((
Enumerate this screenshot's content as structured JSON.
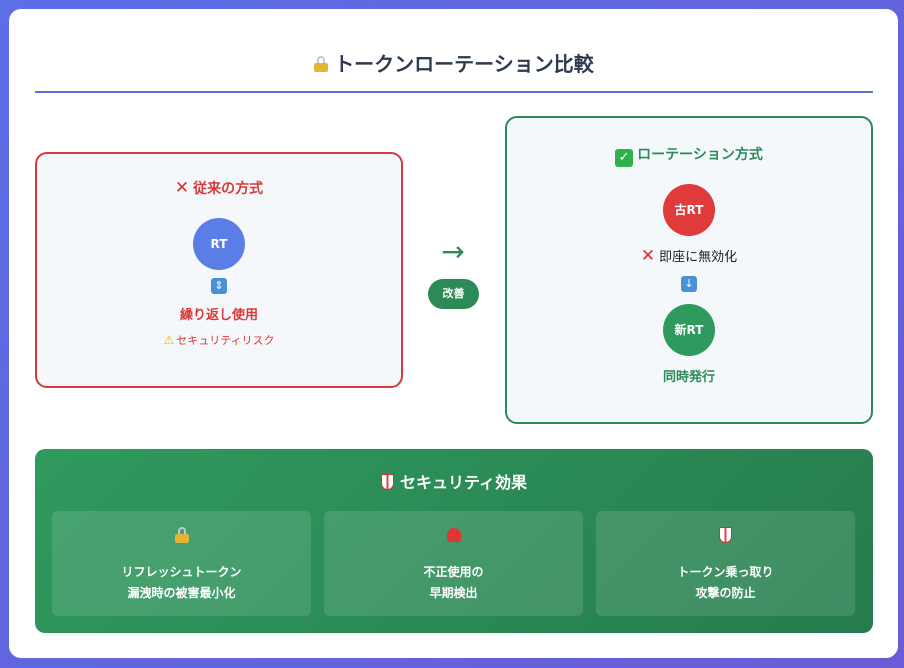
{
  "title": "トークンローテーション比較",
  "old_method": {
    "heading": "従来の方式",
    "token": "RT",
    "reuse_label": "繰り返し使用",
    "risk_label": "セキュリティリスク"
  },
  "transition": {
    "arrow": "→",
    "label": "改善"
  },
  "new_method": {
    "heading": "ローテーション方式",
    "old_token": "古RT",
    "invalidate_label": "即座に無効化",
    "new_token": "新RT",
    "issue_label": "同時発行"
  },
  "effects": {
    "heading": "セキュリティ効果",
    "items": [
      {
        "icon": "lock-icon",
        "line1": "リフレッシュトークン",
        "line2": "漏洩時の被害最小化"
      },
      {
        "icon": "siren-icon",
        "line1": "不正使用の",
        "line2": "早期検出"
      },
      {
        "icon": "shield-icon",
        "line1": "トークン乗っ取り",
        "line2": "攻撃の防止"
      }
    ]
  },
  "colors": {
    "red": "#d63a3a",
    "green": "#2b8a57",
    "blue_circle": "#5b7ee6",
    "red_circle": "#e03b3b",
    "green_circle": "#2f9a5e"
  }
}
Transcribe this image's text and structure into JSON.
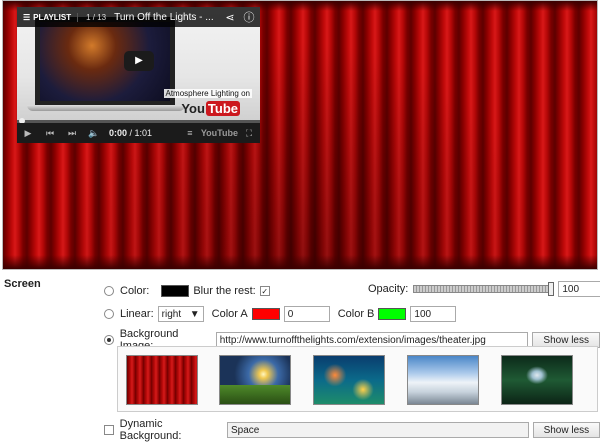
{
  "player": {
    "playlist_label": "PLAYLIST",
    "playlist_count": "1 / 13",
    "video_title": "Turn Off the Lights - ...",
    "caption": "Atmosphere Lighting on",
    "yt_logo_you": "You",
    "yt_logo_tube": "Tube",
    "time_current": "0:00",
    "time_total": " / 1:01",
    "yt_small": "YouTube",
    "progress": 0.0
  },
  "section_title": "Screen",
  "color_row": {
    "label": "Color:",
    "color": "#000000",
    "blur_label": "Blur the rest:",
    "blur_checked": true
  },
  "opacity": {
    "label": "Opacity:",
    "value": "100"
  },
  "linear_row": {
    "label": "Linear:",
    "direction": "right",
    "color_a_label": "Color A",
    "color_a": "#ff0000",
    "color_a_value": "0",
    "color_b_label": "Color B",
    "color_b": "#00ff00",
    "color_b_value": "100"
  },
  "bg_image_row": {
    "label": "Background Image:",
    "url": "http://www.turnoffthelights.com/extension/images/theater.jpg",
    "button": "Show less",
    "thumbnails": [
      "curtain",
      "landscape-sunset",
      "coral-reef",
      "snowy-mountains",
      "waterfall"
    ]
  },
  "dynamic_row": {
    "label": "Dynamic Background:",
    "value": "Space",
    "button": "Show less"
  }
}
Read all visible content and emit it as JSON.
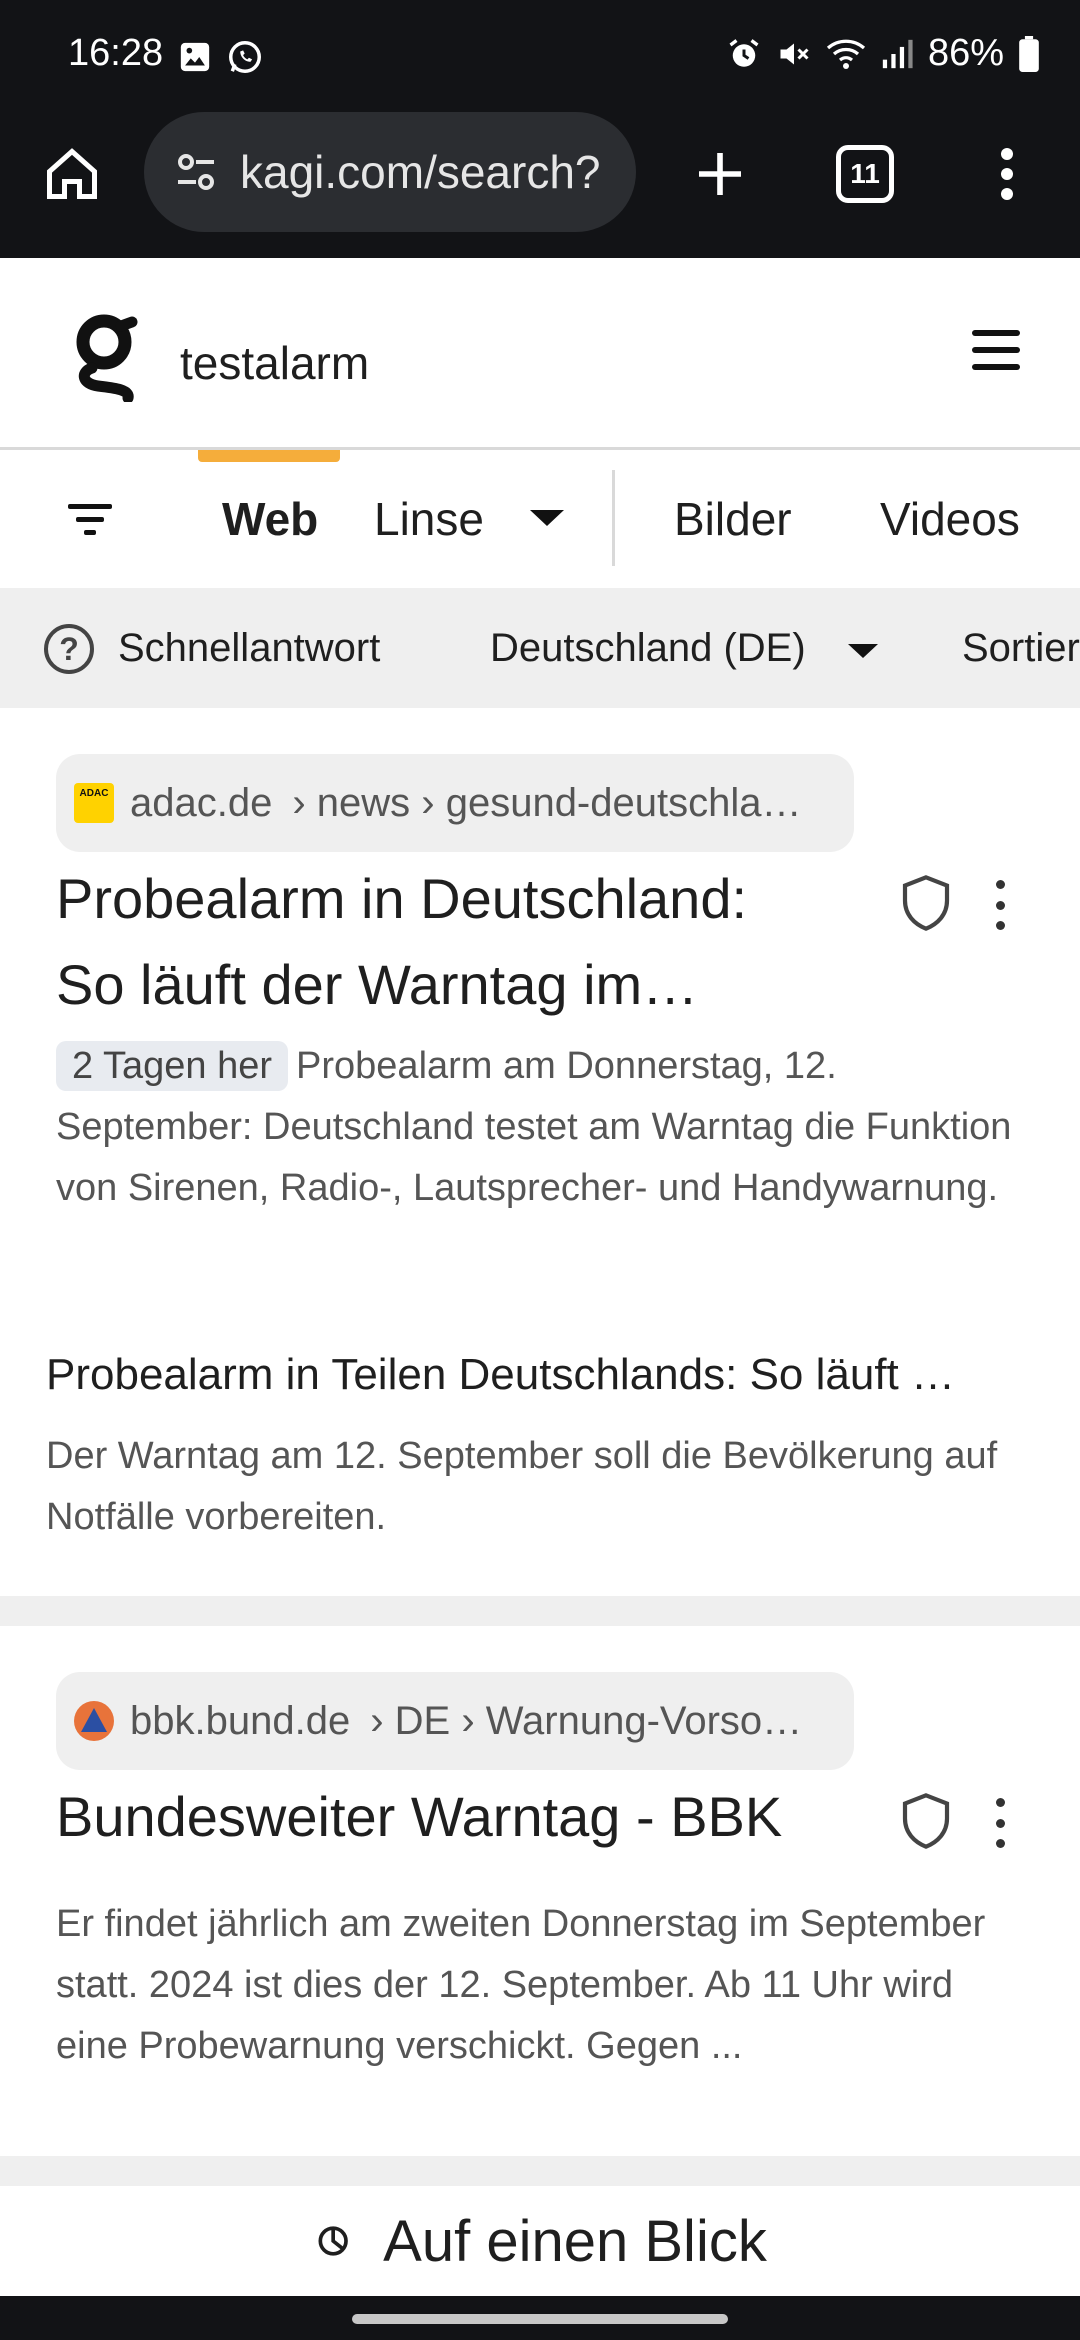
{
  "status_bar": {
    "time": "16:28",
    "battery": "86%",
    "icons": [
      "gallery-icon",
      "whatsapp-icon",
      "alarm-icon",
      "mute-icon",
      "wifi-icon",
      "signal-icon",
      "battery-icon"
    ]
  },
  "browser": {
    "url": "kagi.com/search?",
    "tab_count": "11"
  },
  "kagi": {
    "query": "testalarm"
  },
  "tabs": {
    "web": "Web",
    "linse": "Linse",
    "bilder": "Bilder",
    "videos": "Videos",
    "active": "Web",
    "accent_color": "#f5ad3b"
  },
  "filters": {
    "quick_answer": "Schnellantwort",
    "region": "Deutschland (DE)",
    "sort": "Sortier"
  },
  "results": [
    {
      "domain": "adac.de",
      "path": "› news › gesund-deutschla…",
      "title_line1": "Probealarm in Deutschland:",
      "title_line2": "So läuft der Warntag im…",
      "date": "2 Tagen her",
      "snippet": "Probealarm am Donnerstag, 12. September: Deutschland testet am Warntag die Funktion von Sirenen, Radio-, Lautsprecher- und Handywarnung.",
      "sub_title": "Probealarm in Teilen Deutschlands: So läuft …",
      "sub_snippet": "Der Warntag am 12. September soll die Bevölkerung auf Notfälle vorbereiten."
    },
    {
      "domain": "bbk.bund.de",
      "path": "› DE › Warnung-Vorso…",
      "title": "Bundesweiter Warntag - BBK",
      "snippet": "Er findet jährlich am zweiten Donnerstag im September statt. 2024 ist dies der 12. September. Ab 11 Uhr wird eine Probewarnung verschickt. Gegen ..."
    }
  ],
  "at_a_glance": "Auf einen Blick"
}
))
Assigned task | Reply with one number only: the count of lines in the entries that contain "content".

Response area | 2